Symptoms, Causes and Treatment of Panic Attack While Sleeping

It is never easy to deal with panic attacks.The nighttime (nocturnal) panic attacks can throw you awake in the middle of the night and leave you feelings of immense fear and distress. A panic attack while sleeping can cause significant distress because it affects your sleep quality in a negative way. 

Symptoms of Panic Attack During Night

1. Pulmonary and Respiratory Symptoms

Most nighttime panic attacks produce symptoms such as hyperventilation, difficulty breathing, and a rapid heartbeat. You may also experience leg and arm numbness or twitching. It is also possible to feel chest pain and tightness, which can be so severe at times that you may feel as if you are having a heart attack.

Some people who have nocturnal panic attacks wake up with a feeling of suffocating or choking. They usually wake up making a gagging sound. Keep in mind that if you wake up suddenly in the middle of the night because of choking, it could also be due to a condition called sleep apnea that causes a blockage in the airways.

2. Sweating

A very common symptom of nocturnal panic attacks is heavy sweating. You may wake up suddenly and find yourself sweating a lot. You may also notice changes in body temperature, such as feeling chilled or hot flashes. Some people also experience flushing in the face when they have a nighttime panic attack.

3. Intense Fear

Every time you have a panic attack when you are sleeping, you will always experience an intense feeling of fear. The feeling may last up to 20 minutes or so, and you may feel disassociated from reality during this time. When you have other physical symptoms as well, such as sweating, irregular heartbeat, etc., you may notice your fear become worse.

Causes of Panic Attack While Sleeping

What causes panic attacks is not clear yet, but experts believe that many possible conditions may contribute to triggering a panic attack.

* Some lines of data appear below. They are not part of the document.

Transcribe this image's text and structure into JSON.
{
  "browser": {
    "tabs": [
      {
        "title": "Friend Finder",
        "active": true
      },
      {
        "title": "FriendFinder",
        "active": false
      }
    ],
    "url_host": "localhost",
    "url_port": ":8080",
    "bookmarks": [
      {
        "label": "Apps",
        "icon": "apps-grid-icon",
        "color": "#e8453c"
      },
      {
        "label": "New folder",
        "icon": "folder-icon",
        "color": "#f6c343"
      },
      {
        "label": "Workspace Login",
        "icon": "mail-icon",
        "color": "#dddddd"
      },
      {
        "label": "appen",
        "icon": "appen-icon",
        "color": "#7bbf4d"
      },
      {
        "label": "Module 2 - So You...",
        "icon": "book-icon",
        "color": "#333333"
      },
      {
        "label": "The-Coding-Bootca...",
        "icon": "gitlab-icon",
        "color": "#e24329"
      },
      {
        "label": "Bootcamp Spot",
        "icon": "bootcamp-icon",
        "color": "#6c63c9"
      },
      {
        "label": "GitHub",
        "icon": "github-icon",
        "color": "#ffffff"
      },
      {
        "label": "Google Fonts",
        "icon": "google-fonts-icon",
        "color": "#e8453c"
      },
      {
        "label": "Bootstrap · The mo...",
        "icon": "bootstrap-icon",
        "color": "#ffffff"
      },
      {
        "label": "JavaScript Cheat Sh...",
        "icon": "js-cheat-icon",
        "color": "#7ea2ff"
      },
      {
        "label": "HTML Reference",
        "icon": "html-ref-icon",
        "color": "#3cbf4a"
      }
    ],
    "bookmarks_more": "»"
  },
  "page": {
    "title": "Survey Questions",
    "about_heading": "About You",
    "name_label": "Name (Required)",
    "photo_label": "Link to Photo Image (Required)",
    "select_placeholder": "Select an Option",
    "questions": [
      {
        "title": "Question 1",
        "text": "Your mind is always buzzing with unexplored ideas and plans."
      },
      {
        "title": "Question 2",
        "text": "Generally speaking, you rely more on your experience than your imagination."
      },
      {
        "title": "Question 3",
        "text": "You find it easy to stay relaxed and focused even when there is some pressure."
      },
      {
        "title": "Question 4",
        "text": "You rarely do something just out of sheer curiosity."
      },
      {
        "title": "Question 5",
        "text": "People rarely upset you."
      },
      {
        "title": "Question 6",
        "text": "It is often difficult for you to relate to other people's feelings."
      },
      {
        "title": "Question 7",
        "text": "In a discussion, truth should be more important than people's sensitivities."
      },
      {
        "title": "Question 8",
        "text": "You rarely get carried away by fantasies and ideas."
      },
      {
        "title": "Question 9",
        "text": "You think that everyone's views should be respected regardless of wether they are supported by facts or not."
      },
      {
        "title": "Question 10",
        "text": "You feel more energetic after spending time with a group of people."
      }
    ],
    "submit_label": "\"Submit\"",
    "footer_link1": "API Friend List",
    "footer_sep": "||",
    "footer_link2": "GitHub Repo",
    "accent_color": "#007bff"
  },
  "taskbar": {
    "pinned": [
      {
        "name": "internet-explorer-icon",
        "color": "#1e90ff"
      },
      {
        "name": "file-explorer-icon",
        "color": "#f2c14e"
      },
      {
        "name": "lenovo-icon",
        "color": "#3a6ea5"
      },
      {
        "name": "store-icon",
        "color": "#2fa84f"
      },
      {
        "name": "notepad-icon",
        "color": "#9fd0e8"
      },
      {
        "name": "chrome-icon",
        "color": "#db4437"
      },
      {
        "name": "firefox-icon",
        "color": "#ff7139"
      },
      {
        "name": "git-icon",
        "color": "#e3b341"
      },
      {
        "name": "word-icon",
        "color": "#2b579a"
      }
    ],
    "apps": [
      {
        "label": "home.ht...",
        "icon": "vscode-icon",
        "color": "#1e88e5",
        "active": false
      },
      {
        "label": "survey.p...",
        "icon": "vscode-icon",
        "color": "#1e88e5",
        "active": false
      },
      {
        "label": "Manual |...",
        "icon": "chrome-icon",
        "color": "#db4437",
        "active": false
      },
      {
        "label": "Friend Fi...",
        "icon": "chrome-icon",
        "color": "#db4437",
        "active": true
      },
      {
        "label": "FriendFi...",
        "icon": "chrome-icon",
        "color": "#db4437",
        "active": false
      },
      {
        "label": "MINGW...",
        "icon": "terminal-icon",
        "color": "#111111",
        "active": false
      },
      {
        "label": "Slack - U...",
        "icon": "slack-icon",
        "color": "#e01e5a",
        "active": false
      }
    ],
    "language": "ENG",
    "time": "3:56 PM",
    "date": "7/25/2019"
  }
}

1. Obstructive Sleep Apnea

In this condition, the blockage in your upper airway causes you to stop breathing while sleeping. Sometimes, you stop breathing for up to 30 seconds. You usually develop this condition when there is excess fat and tissue around your neck area, which puts pressure on the airway and causes a blockage. This leads to an increase in carbon dioxide, with oxygen levels coming down at the same time. Someone with a panic disorder wakes up suddenly due to blocked breathing and experiences other physical symptoms, such as tightness in the chest, shortness of breath, etc., which leads to a full-blown panic attack.

2. Gastroesophageal Reflux Disease

Acid reflux disease can cause difficulty breathing, chest pain, hyperventilation, night sweat, and many other symptoms that mimic serious health problems. The condition can make you wake up in the middle of the night, and when you already have a panic disorder, you are more likely to experience a panic attack due to this condition.

3. Hyperventilation Disorder

If you have a panic disorder, you are likely to develop a chronic breathing problem called hyperventilation disorder. You can still breathe normally during relaxation, but sometimes, the issue can be more severe and can wake you up from your sleep and trigger a panic attack.

4. Nightmares, Night Terrors, and Night Anxiety

You may end up experiencing a panic attack at night when anything makes you anxious. You may feel anxious when you are having a nightmare, which in turn can make you breathe quickly. Breathing quickly in your sleep can cause a hyperventilation, which can lead to a panic attack.

How to Deal with Panic Attack While Sleeping

It is never easy to deal with a panic attack when you are sleeping, but you can take certain steps that lower your chances of experiencing an attack in the first place. Here are some steps to take:

1. Treat GERD

When your panic attacks are directly related to GERD and losing weight does not produce desired results, you may want to take medications to treat GERD. You can take antacids as well as OTC acid reflux medications to control GERD symptoms.

2. Treat Hyperventilation

Most patients respond well to supportive counseling, while others require psychiatric treatment. You may require both in some cases, and it is important to talk to your doctor and determine the best treatment approach for hyperventilation. Working with your doctor is important because he or she can help you learn about maximal exhalation and diaphragmatic breathing. You doctor also helps identify any underlying anxiety disorders and recommends treatments that may include stress reduction techniques, cognitive therapy, and a combination of these techniques.

3. Manage a Reminder Sheet

Create a reminder sheet and keep it near where you sleep. You can write a few pointers to help relax your nerves when you wake up and experience nighttime panic attacks. You can check the list and try whatever tips you have written there. This may also help distract your mind and make you feel better.

4. Control Your Panic Symptoms

When you have a panic attack while sleeping, you should focus more on your breathing and make a conscious effort to breathe through your nose and exhale through your mouth. Be sure to draw in a deep breath that fills your lungs with oxygen. Your ribcage and belly should expand while inhaling. Be sure to exhale slowly until your ribcage and belly contract again. Continue with the exercise until your heart rate drops again. Moreover, you need to be aware of what is happening to you and know the early signs of a panic attack. This allows you to take your anti-anxiety medication that can help prevent an attack.